College Essay Organizer founder and president Daniel Stern was recently quoted by independent consultant and journalist Nancy Griesemer for this article in the examiner.com discussing the increase in frequency of the option to submit a graded paper: "Graded papers allow applicants to showcase their writing and reasoning skills on their own terms—the SAT and ACT essays are a bit of a joke and aren’t taken that seriously by colleges because of how they are scored." As colleges explore ways to make the application process more holistic and predictive of future academic success, more schools are adding test-optional policies which require students to submit a graded paper in lieu of test scores.
Griesemer provides the following tips on how to make the best impression when submitting a writing sample:
- Though over 20 Common App schools accept writing samples, there is rarely a mention of this included on the supplement. Make sure to thoroughly check each school's website or use College Essay Organizer to instantly see all the essay requirements for your list of colleges regardless of whether requirements are found on the Common App or on outside websites.
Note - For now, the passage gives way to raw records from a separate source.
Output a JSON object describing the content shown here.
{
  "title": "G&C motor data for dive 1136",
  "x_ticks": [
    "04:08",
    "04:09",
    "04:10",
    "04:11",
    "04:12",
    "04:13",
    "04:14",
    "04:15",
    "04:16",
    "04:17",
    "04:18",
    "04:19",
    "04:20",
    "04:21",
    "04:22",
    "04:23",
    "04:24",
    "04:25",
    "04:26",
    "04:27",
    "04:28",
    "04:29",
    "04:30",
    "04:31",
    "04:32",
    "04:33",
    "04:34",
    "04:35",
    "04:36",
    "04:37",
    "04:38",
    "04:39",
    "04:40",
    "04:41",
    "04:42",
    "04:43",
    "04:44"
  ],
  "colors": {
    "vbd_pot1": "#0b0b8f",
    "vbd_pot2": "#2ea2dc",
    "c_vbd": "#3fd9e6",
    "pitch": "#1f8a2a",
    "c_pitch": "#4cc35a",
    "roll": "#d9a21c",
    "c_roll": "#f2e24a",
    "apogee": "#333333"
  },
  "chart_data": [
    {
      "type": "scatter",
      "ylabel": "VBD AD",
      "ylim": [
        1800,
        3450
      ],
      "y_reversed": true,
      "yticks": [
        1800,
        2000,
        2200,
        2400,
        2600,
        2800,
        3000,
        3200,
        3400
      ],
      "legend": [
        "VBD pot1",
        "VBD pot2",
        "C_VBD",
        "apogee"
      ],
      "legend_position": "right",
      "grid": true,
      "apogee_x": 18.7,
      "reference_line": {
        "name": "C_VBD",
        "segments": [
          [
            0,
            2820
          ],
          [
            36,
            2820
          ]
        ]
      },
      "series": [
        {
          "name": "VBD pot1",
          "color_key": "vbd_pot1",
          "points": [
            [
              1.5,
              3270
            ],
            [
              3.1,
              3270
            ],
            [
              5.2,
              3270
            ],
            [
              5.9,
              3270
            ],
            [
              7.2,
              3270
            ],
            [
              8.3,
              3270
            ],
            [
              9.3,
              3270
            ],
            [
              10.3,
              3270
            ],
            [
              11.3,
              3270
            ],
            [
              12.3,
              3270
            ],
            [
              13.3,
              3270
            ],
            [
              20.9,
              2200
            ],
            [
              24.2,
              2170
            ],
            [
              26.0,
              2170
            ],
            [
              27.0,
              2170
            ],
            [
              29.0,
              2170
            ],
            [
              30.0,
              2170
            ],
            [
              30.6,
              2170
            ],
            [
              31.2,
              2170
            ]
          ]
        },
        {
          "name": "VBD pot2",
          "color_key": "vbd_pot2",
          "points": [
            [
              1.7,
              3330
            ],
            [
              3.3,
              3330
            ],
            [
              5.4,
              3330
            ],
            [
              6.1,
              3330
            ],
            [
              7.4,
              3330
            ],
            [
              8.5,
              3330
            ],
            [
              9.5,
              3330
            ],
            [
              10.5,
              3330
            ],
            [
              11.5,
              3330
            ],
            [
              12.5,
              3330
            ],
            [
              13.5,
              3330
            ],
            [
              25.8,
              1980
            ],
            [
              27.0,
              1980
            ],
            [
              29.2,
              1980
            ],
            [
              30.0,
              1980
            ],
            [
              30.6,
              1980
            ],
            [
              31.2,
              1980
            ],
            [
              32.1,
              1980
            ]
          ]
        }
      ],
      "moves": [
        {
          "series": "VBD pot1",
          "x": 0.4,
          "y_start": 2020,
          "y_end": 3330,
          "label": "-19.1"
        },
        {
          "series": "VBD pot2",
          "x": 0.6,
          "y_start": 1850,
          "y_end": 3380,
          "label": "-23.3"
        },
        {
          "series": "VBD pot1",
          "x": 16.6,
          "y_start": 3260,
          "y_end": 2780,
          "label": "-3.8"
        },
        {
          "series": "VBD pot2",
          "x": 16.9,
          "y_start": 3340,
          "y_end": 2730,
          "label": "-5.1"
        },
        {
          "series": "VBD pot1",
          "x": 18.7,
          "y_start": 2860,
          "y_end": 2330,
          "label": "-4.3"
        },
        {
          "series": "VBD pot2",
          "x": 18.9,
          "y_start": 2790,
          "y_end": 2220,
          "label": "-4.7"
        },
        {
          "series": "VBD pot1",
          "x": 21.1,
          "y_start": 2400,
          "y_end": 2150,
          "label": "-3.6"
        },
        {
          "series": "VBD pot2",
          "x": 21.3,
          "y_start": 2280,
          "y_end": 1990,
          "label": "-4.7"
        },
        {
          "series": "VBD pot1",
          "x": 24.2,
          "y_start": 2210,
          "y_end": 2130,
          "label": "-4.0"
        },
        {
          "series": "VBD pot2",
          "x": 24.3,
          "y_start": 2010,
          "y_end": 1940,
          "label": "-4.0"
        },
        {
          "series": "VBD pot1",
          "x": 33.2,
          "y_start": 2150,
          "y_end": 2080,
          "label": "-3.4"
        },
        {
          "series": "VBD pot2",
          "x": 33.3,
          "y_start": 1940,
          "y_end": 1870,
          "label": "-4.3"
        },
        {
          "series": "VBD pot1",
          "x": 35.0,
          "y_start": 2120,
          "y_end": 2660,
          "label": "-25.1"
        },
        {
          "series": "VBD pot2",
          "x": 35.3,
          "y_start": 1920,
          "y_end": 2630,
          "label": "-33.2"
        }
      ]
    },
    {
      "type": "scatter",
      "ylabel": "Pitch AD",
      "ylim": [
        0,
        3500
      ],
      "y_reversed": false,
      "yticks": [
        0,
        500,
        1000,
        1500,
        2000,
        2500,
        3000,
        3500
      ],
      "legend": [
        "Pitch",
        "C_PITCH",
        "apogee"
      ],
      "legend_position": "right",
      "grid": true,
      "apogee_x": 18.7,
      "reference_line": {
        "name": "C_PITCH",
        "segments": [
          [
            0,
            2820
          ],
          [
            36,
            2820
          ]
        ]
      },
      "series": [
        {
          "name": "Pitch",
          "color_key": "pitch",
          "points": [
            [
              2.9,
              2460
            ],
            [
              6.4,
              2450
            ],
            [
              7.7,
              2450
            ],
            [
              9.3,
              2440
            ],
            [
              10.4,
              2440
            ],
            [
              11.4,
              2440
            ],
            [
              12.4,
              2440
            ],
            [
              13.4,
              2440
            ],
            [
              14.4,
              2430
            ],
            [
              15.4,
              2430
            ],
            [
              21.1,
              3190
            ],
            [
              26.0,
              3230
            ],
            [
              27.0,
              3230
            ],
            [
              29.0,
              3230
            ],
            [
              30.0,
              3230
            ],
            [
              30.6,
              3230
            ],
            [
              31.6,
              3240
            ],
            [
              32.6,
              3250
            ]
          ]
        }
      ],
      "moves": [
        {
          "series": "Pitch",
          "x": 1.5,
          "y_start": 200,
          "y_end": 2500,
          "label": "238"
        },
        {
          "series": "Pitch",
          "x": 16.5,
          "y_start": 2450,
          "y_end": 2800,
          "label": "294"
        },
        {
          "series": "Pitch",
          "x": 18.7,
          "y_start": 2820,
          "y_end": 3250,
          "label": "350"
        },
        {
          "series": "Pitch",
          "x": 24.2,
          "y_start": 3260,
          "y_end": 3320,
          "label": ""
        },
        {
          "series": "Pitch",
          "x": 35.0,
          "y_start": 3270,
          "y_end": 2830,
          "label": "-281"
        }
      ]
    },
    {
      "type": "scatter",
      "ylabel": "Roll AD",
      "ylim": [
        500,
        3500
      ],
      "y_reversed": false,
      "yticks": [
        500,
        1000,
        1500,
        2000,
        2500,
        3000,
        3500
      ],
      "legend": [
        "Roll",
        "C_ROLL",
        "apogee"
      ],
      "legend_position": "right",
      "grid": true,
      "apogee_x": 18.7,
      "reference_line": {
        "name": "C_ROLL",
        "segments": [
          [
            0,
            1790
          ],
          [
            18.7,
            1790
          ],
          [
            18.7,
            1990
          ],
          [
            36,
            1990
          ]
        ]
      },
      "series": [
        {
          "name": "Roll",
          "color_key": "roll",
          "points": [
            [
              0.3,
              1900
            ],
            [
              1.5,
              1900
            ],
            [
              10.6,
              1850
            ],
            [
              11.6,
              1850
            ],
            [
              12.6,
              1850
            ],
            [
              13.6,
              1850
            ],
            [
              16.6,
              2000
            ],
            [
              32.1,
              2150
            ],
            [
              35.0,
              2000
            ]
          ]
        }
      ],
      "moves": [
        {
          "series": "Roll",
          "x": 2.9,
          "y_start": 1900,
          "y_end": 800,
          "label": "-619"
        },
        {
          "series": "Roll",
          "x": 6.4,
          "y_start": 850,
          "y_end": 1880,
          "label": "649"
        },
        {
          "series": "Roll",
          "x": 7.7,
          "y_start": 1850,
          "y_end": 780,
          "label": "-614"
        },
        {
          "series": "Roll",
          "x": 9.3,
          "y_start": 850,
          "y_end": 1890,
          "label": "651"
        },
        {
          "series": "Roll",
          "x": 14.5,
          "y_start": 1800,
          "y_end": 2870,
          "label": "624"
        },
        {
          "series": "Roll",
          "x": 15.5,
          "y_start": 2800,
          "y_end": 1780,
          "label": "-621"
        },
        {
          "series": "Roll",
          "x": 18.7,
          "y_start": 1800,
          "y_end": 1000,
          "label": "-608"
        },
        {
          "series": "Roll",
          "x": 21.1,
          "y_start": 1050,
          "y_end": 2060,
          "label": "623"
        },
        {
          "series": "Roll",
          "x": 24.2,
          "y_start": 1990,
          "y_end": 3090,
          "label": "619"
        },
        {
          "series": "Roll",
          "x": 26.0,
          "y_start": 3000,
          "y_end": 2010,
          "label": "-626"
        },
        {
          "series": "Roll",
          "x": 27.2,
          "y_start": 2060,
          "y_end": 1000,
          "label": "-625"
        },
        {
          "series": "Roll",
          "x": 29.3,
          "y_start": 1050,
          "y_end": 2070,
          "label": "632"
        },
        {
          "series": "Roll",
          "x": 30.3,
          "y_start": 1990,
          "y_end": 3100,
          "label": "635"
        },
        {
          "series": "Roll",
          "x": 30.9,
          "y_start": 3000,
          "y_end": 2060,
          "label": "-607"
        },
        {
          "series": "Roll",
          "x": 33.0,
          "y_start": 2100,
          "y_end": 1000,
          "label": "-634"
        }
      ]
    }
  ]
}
- Don't worry too much about the grade. A lower grade on a high-quality paper can show that the school sets a high standard for its students, while a high grade on a poorly written paper will not only represent you poorly, but your school as well.
- Make sure to hold on to graded copies so that you have a wide range of samples to choose from when the time is right.
Over 40 colleges recently extended their early deadlines to account for Common App glitches that continue to complicate the admissions process. In response, the Common App released a statement of commitment apologizing for its lack of responsiveness and promising to resolve all outstanding issues as quickly as possible. November 8, a popular extended deadline is fast approaching. As an aside, the deadline is at 11:59pm your local time. It does not matter what time zone the school you're applying to is in. Here's an update on some recent concerns:
- The Common App recently added several more staff to decrease response times, so you can expect quick assistance if you submit a help ticket.
- If you see a payment error on the dashboard with a zero dollar amount, please make sure that you answered the Citizenship question with the Profile section of the Common Application.
- PDF previews can now be generated.
- If you see an error page upon submission, log out of your account, and then log back in and it should display confirmation that the application was submitted.
- Follow up with colleges to make sure that all parts of you're application has been received as there are still outstanding issues.
Check out the Common App's facebook page for daily updates on the status of widespread issues you may be facing.